means that the cookie is not sent on cross-site requests, such as on requests to load images or frames, but is sent when a user is navigating to the origin site from an external site (for example, when following a link). This is the default behavior if the SameSite attribute is not specified.


means that the browser sends the cookie with both cross-site and same-site requests. The Secure attribute must also be set when setting this value, like so SameSite=None; Secure

Note: Standards related to the SameSite Cookies recently changed, such that:

  1. The cookie-sending behavior if SameSite is not specified is SameSite=Lax. Previously, cookies were sent for all requests by default.
  2. Cookies with SameSite=None must now also specify the Secure attribute (in other words, they require a secure context).
  3. Cookies from the same domain are no longer considered to be from the same site if sent using a different scheme (http: or https:).

See the Browser compatibility table for information about specific browser implementation (rows: "SameSite: Defaults to Lax", "SameSite: Secure context required", and "SameSite: URL scheme-aware ("schemeful")").


Session cookies are removed when the client shuts down. Cookies are session cookies if they do not specify the Expires or Max-Age attribute.
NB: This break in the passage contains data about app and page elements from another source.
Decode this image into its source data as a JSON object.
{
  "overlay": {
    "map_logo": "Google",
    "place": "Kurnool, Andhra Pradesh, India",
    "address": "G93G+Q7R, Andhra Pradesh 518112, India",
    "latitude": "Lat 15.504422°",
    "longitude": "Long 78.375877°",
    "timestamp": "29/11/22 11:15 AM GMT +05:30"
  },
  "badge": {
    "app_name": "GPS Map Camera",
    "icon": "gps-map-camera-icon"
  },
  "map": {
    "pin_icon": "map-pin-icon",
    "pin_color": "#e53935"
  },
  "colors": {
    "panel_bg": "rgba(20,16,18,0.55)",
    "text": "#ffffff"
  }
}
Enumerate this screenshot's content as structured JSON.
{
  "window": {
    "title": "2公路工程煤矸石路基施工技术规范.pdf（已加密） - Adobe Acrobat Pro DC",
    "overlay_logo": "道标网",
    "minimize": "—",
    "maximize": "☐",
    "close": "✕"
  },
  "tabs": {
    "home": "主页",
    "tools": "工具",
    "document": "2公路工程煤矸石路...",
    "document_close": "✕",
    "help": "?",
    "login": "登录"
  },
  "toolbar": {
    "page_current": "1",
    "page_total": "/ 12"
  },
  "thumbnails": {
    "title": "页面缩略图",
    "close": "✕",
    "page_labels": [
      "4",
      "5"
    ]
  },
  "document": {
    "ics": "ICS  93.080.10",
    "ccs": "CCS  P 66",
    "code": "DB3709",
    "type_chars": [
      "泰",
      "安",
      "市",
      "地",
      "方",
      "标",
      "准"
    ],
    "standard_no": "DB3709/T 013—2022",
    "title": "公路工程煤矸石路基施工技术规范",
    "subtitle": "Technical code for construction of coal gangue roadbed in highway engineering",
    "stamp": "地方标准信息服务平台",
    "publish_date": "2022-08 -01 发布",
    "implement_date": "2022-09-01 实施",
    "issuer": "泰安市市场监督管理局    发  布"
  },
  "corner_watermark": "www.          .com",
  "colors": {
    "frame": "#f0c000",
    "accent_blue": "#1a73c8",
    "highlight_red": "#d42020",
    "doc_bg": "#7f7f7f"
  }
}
Set-Cookie: sessionId=38afes7a8

Permanent cookies are removed at a specific date (Expires) or after a specific length of time (Max-Age) and not when the client is closed.

Set-Cookie: id=a3fWa; Expires=Wed, 21 Oct 2015 07:28:00 GMT
Set-Cookie: id=a3fWa; Max-Age=2592000

Invalid domains

A cookie for a domain that does not include the server that set it should be rejected by the user agent.

The following cookie will be rejected if set by a server hosted on

Set-Cookie: qwerty=219ffwef9w0f;

A cookie for a subdomain of the serving domain will be rejected.

The following cookie will be rejected if set by a server hosted on

Set-Cookie: sessionId=e8bb43229de9;

Cookie names prefixed with __Secure- or __Host- can be used only if they are set with the secure attribute from a secure (HTTPS) origin.

In addition, cookies with the __Host- prefix must have a path of / (meaning any path at the host) and must not have a Domain attribute.

Warning: For clients that don't implement cookie prefixes, you cannot count on these additional assurances, and prefixed cookies will always be accepted.

// Both accepted when from a secure origin (HTTPS)
Set-Cookie: __Secure-ID=123; Secure;
Set-Cookie: __Host-ID=123; Secure; Path=/

// Rejected due to missing Secure attribute
Set-Cookie: __Secure-id=1

// Rejected due to the missing Path=/ attribute
Set-Cookie: __Host-id=1; Secure

// Rejected due to setting a Domain
Set-Cookie: __Host-id=1; Secure; Path=/;


HTTP State Management Mechanism
# sane-set-cookie

Browser compatibility

BCD tables only load in the browser

Compatibility notes

  • Starting with Chrome 52 and Firefox 52, insecure sites (http:) can't set cookies with the Secure attribute anymore.

See also